Both empires and our own period are characterised largely by a sense of enduring complacency. As Bryan Ward Perkins notes in his book The Fall of Rome and the End of Civilisation the Romans thought their world would go on forever. Indeed in a lecture delivered in India he specifically states that he entitled his book in part ‘the End of Civilisation’ as opposed to ‘the End of a Civilisation’ because the process of societal collapse that followed Rome’s fall shows us what would happen, only on an inconceivably more vast and horrific scale, if our civilisation were to end. Despite all our many problems, a collapse would be so much worse than the status quo and we need to have a certain care for our civilisation.

Equally despite the dislocation of the Guangwu interregnum as Wicky Tse argues in The Collapse of China’s Later Han Dynasty the Chinese of the time thought of what is sometimes called the Eastern Han (because of the move of the capital east from Chang’an to Luoyang) or Later Han as being the same Han dynasty since 202 BC. The Han had unified and held onto China. The prosperity, wealth and culture of China were great indeed, arguably exceeded only by Rome. The empire had brought the troublesome Xiongnu barbarians to heel, and had even brought what had been considered the barely Chinese south into its domain. Its writ extended to the Korean peninsula. That it, in its wealth, splendour, and peace for most, could end was a nightmarish and inconceivable prospect. And yet the Han Empire ended more readily than the Roman Empire which had an agonising, drawn out death. And even then, under Justinian in the East in the 6th century, it refused to die for several decades after the end. The Han simply splintered, imperial authority was smashed to pieces. Cao Cao – the greatest, most able, and most competent of all the warlords who emerged – invoked imperial authority in vain. The only thing that mattered were the numbers of swords, spears, bows, and the capabilities of the men who wielded them and the men who commanded them. In the Han, power had become completely privatised. State structures and power had been privatised. Thus the regime did not merely fall, the entire state – having no real institutions of any kind of independence – collapsed. Though it may be embarrassing to certain sensibilities the end of the Han shares as much in common with the end of Rome as it does with state collapse in Liberia and Somalia in the early 1990s.
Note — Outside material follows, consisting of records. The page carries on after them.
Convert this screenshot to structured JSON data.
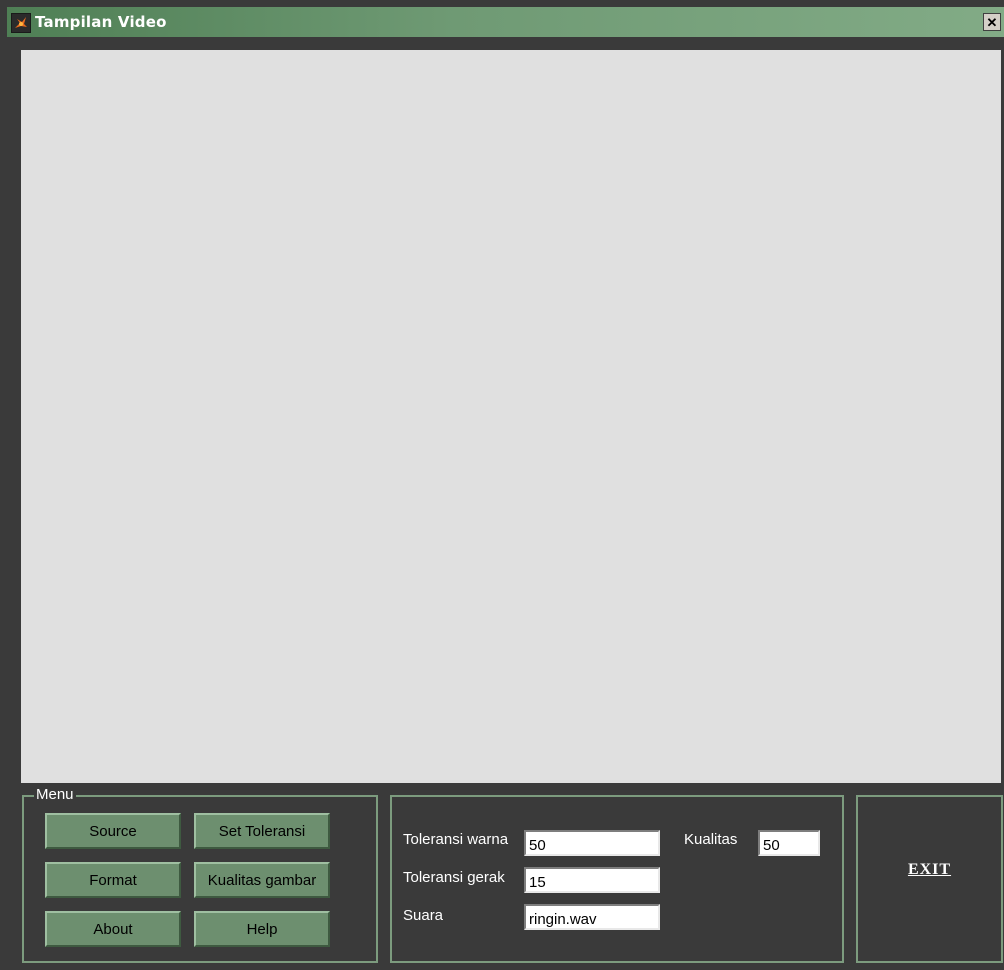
{
  "window": {
    "title": "Tampilan Video",
    "close_glyph": "✕"
  },
  "menu": {
    "legend": "Menu",
    "buttons": {
      "source": "Source",
      "set_toleransi": "Set Toleransi",
      "format": "Format",
      "kualitas_gambar": "Kualitas gambar",
      "about": "About",
      "help": "Help"
    }
  },
  "settings": {
    "toleransi_warna": {
      "label": "Toleransi warna",
      "value": "50"
    },
    "toleransi_gerak": {
      "label": "Toleransi gerak",
      "value": "15"
    },
    "suara": {
      "label": "Suara",
      "value": "ringin.wav"
    },
    "kualitas": {
      "label": "Kualitas",
      "value": "50"
    }
  },
  "exit": {
    "label": "EXIT"
  },
  "colors": {
    "title_bar": "#6f9a74",
    "button_face": "#6d8f6f",
    "group_border": "#7c9b7e",
    "background": "#3a3a3a",
    "video_area": "#e0e0e0"
  }
}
In our own time public functions are increasingly privatised. Even world development goals are no longer expected to be met by governments, but by the private sector. Governing itself is being completely privatised and people are expected to look to local grandees, not governments for help. A new kind of feudalism could be said to emerge.

In the end, we have bear in mind that our world, which is already undergoing wrenching and often unpleasant changes, could go through a new crisis. Things do not always turn out for the better as the people of Rome and China found out in the 3rd century AD. That things turned out, ultimately, for the better, as a result of WWII, was not foreordained. Our forebears had to fight harder than we can imagine to stem the tide of darkness, and then make sure the aftermath brought peace instead of still greater strife. If the time comes that we ourselves are so challenged, we should remember the fate that befell the Han and Roman Empires, and vow not to let ourselves suffer the same fate. For the sake of those to come after us, for the sake of ourselves, should we be so challenged, we must not falter.

Leave a Reply

Fill in your details below or click an icon to log in:

WordPress.com Logo

You are commenting using your WordPress.com account. Log Out /  Change )

Google photo

You are commenting using your Google account. Log Out /  Change )

Twitter picture

You are commenting using your Twitter account. Log Out /  Change )

Facebook photo

You are commenting using your Facebook account. Log Out /  Change )

Connecting to %s